Of the two main broadband providers in the area, Frontier's DSL expands the farthest with the service available along populated areas in the county. Time Warner Cable, according to the state broadband map, only extends to the more densely populated areas in Fulton and Montgomery counties.

According to the Fulton and Montgomery county regional business plan, area chief executive officers have expressed concern about the availability of high-speed broadband capacity. The lack of availability could hinder economic growth, they say.

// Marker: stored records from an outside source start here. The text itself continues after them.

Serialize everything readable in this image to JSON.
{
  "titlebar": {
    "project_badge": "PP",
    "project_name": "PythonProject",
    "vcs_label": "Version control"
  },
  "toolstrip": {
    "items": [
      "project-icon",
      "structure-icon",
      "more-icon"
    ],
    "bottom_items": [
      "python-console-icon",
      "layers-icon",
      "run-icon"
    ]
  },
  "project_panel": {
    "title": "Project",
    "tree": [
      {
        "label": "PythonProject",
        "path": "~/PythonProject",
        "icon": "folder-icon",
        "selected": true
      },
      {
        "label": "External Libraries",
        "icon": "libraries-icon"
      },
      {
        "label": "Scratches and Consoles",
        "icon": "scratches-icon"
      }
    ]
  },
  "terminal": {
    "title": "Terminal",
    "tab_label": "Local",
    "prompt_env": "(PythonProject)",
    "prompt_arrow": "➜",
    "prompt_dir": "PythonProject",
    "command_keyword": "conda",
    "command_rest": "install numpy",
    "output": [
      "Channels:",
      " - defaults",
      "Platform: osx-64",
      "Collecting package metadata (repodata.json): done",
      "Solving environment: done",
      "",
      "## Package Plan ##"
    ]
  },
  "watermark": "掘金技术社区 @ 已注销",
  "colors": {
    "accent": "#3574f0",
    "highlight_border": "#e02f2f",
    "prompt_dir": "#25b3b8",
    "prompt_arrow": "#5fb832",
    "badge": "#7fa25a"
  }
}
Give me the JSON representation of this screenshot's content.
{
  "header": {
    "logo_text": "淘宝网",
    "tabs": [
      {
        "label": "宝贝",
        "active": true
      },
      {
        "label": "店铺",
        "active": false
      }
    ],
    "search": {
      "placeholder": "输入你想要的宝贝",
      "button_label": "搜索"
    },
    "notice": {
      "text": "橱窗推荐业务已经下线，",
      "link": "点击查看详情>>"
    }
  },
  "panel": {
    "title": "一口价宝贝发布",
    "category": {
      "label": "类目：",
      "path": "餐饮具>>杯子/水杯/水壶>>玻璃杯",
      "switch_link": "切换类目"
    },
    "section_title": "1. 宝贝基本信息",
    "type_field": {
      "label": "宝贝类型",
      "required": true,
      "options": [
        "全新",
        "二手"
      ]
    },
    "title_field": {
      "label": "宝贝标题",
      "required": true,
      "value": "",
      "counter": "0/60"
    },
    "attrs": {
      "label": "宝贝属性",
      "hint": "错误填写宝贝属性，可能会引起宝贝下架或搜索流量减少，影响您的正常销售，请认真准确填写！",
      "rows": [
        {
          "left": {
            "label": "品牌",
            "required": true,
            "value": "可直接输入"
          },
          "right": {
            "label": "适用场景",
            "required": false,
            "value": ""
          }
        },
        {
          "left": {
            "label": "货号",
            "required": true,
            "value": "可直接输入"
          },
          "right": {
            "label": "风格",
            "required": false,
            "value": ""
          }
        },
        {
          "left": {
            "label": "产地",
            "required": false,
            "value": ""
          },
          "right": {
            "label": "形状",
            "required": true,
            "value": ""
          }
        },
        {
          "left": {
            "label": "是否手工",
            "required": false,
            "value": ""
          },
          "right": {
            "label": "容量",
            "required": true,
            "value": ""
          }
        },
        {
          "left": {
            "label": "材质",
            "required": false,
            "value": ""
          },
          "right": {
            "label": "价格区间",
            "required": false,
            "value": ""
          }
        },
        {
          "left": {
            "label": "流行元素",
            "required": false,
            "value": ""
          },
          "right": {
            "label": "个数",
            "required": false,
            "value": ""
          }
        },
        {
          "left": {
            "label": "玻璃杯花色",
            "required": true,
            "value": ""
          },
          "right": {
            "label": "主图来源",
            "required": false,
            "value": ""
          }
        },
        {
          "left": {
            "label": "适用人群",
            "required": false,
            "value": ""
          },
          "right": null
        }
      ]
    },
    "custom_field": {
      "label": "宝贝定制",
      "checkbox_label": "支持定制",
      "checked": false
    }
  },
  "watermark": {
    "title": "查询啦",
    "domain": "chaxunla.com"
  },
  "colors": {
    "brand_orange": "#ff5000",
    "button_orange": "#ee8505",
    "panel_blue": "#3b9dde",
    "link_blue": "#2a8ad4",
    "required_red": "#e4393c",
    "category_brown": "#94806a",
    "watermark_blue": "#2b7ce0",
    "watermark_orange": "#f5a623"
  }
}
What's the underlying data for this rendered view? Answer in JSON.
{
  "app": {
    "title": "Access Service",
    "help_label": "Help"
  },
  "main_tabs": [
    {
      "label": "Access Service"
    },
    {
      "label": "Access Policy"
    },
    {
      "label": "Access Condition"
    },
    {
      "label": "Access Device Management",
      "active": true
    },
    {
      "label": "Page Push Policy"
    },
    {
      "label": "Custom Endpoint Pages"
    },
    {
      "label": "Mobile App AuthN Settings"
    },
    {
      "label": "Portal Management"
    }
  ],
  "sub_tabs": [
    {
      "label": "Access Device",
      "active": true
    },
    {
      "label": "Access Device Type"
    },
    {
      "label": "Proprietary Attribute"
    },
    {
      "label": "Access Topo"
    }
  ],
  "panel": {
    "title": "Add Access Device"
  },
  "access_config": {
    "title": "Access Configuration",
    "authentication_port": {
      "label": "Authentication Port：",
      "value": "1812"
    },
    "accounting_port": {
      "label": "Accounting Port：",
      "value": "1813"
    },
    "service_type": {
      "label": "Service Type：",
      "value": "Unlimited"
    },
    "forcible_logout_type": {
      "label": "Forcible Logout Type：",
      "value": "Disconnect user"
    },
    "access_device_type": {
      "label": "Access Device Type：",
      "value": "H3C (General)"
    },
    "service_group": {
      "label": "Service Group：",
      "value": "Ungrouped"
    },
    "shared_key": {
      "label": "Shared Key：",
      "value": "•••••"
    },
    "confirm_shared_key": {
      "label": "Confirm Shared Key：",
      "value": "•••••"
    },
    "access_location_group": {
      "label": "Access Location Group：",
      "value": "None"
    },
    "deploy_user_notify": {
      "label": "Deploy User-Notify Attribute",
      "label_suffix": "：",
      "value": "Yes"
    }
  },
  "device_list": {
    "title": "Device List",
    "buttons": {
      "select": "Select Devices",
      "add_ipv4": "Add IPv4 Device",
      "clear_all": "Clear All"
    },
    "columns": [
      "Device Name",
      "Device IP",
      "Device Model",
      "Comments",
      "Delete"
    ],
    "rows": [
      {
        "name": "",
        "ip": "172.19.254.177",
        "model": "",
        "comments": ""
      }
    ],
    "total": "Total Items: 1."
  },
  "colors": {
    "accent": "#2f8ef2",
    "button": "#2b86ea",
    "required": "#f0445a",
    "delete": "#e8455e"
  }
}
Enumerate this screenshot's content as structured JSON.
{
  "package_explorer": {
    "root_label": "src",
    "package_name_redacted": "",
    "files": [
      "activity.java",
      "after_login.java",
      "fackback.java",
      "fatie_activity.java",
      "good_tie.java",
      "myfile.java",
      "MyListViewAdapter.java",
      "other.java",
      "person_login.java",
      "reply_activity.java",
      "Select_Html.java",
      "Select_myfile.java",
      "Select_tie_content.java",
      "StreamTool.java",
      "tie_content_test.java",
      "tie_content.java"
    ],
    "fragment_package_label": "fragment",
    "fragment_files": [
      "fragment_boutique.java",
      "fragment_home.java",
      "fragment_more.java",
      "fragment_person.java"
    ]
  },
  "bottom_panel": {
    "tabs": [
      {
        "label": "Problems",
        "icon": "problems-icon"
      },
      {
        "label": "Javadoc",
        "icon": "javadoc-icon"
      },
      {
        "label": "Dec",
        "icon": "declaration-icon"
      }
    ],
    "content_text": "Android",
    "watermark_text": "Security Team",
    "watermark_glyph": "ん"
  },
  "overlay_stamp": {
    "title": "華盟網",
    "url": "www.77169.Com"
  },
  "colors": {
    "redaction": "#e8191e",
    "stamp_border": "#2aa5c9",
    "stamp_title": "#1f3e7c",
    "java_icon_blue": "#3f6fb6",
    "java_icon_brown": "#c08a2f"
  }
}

"Existing businesses utilize and rely on high-speed Internet service to conduct all aspects of their business. At present, there are problems and issues with the availability and capacity of broadband that's available here in the region."

Fulton County Planning Director James Mraz said the CEOs met recently and said they will ask the Fulton and Montgomery County chambers of commerce to conduct a survey of businesses on the issue.

"They're trying to reach out to the entire business community in both counties and what those issues and concerns are, and tally the results," he said.

Mraz said he is unsure of the effect the personnel changes at the two chambers, which also are discussing the possibility of merging into one, will have on the process. Both chambers saw their presidents depart last year, and Fulton County Interim President Terry Swierzowski recently announced her resignation at the end of the month.

Peter Capobianco is leading the Montgomery County chamber on an interim basis.

"At some point, the chambers will be able to get to that and see what kind of input is received," Mraz said.

One project for Hamilton County is the Rural Hamilton Broadband Project, which would install fiber-optic equipment to provide broadband service to several communities in the county that have no broadband capacity.

According to the state broadband map, there is no fiber-optic broadband in Fulton, Montgomery or Hamilton counties.

There was an award through the Empire State Development Corp. to Slic Network Solutions that would construct 25 miles of fiber-optic cable from Tupper Lake in Franklin County to Long Lake in Hamilton County. The state awarded $596,000 for that project.

According to the North Country Regional Council's plan, broadband supports business, education, health care, government and social functions. The lack of broadband facilities in the county puts residents, businesses and institutions at a disadvantage, the plan states. The plan says the project would create 15 construction jobs and 40 permanent jobs by the second year.

William Farber, chairman of the Hamilton County Board of Supervisors, could not be reached for comment.

The Associated Press contributed to this report.



I am looking for:
News, Blogs & Events Web